What do I do?

LAMA70 Member Posts: 2
My baby sister turns 42 next week. She is facing the end of her life with breast cancer now in her bones, liver, lungs and brain. Every moment I have left is a moment I treasure. I want to scream, I often cry and when I am with her I always try to smile. She is the bravest woman I know. I would be so grateful for any ideas about how I can be just as brave and graceful for her. 


  • arpie
    arpie Member Posts: 7,684
    edited December 2018
    I am SO sorry.   My heart goes out to both you and your sister and your families ..... 

    Having you with her as often as you can, supporting her and her family is the most you can do.  

    Let her know that you're willing to listen — and never underestimate the value of your presence. Even if it feels as if you're not doing anything, your presence sends an important message. 

    Does she have young children?  Perhaps encourage her to talk about her life - create memories for the children. Talking about memories can also help affirm that the person's life mattered and that they will be remembered.  

    Being able to do that with a smile is so tough.  I don't know what else to suggest - other than what you are doing.  I am guessing she is confined to home at this point?  

    Does she have a favourite treat that you can share with her?  (I'd be sucking on Rum & Coke, myself!) 

    I am thinking of you and your sister and sending big hugs to you both.

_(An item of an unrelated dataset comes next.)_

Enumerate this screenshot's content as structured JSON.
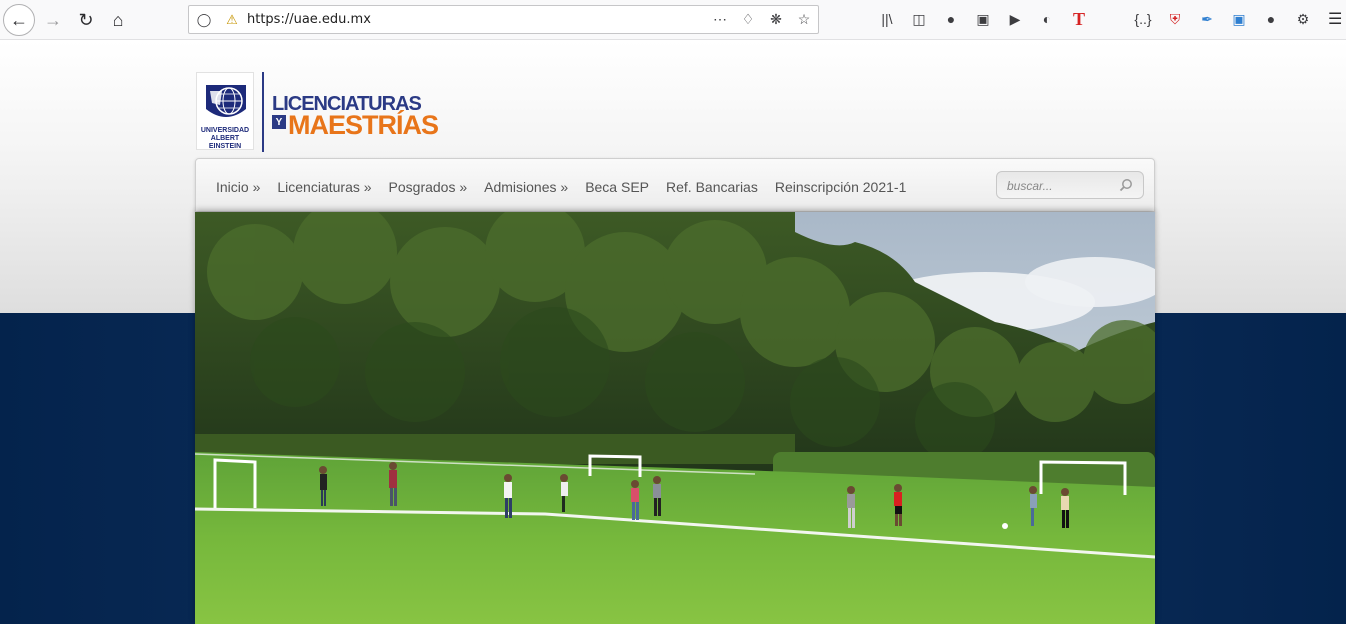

    Everything else we are going thru just pales into insignificance.  :(   

    take care xxxx
  • LAMA70
    LAMA70 Member Posts: 2
    Thank you @arpie and sister, its very comforting to read your words. I looked up the Otis Foundation, they seem amazing.
  • Karenhappyquilter
    Karenhappyquilter Member Posts: 242
    Very sorry for your great loss.

    When my dear sister in law was dying from metastatic cancer, we tried to take our lead from her.  In her case she was very happy to see close family and a few friends.  She always seemed so happy to see us and we visited often.  Often not for too long because she tired easily.  

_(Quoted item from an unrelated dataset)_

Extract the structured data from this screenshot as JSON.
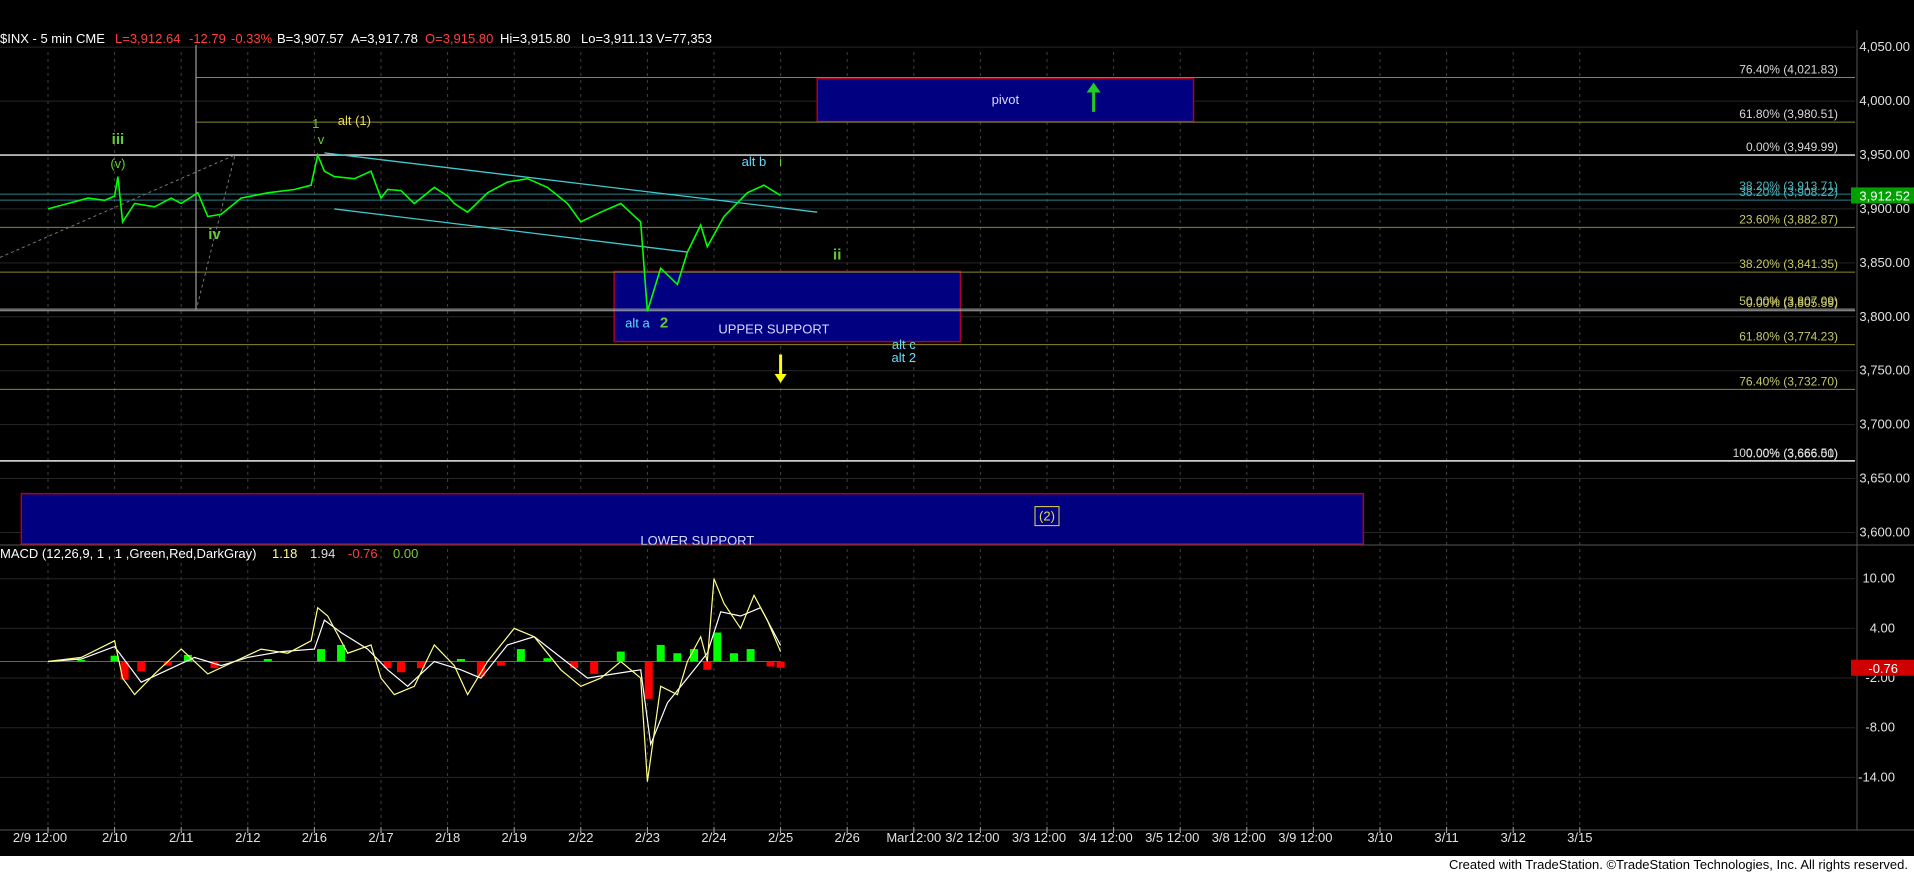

    We often bought food with us for her husband so she wasn’t exposed to cooking smells which made her ill.

      One day she wanted to give her jewelry to my daughter and she talked about every piece. It was very moving.  

    When I said how sorry I was that she was dying she said “ we all die”.  

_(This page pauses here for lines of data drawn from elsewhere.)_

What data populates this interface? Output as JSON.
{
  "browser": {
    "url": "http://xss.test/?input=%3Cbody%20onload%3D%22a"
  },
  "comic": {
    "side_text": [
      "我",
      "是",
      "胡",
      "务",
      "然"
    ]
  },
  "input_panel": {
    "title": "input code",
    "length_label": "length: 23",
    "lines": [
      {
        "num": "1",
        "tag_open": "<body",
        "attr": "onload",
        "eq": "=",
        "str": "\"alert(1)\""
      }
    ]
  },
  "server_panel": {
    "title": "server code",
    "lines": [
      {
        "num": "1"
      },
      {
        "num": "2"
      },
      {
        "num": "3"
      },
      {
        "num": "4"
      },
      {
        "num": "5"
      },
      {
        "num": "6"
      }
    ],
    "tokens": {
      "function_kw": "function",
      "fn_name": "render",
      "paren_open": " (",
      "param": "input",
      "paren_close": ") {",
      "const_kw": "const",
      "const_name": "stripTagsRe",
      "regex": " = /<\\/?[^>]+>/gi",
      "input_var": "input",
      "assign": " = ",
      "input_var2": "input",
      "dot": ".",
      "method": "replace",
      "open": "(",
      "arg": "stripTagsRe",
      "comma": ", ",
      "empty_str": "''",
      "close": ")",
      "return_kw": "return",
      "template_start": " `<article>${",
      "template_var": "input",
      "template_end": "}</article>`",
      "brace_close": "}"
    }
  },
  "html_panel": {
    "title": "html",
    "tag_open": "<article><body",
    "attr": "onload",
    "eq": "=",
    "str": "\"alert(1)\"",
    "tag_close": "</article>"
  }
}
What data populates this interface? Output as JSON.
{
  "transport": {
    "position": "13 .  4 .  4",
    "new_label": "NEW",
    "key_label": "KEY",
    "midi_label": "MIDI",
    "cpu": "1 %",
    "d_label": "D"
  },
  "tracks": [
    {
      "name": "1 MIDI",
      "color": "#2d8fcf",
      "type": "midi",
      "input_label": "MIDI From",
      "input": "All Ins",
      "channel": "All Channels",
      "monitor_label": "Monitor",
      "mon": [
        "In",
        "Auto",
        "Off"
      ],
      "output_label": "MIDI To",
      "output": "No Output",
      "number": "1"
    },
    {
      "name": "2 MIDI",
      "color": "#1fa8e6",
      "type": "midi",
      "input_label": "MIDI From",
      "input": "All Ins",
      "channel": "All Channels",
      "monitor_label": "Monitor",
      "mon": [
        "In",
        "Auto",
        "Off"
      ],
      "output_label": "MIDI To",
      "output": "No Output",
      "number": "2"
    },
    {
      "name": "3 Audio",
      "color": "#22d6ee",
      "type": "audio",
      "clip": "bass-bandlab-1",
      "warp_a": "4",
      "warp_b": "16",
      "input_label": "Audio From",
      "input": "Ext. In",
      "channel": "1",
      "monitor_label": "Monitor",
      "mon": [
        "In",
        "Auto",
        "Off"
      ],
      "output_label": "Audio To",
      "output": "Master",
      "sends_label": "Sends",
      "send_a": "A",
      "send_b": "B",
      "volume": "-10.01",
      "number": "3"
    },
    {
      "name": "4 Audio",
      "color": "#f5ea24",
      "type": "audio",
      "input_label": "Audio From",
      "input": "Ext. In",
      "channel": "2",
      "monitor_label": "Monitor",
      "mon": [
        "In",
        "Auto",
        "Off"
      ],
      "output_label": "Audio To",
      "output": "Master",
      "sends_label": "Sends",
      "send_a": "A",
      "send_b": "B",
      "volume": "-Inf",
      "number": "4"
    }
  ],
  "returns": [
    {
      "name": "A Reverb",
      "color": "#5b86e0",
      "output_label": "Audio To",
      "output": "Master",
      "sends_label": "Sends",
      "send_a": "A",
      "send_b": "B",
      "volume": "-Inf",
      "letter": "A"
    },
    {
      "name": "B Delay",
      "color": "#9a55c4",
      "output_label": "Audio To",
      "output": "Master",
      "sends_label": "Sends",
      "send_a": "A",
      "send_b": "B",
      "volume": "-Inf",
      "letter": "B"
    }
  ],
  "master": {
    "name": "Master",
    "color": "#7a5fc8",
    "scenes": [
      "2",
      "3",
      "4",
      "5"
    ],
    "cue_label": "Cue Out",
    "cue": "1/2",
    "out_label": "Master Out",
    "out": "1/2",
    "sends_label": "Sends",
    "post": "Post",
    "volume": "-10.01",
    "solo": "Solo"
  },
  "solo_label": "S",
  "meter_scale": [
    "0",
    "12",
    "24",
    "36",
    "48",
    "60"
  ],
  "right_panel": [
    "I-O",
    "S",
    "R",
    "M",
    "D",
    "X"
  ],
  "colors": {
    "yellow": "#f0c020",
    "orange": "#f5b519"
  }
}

    She had such grace and calm and I get very moved now thinking about this. 
  • kmakm
    kmakm Member Posts: 7,974
    Hi @LAMA70. How are you and your sister doing?

    My younger sister died from breast cancer at 47 two and a half years ago. It was an excruciating time. I wish I could offer some comforting words but there just aren't any. It's moment by moment, being present and attentive, accepting of the rage, the tears, the laughter, whatever each minute presents.

    My sister left two young children in my care, and seemed to draw comfort from reassurances that they would be loved and cared for.

    Thinking of you, K xox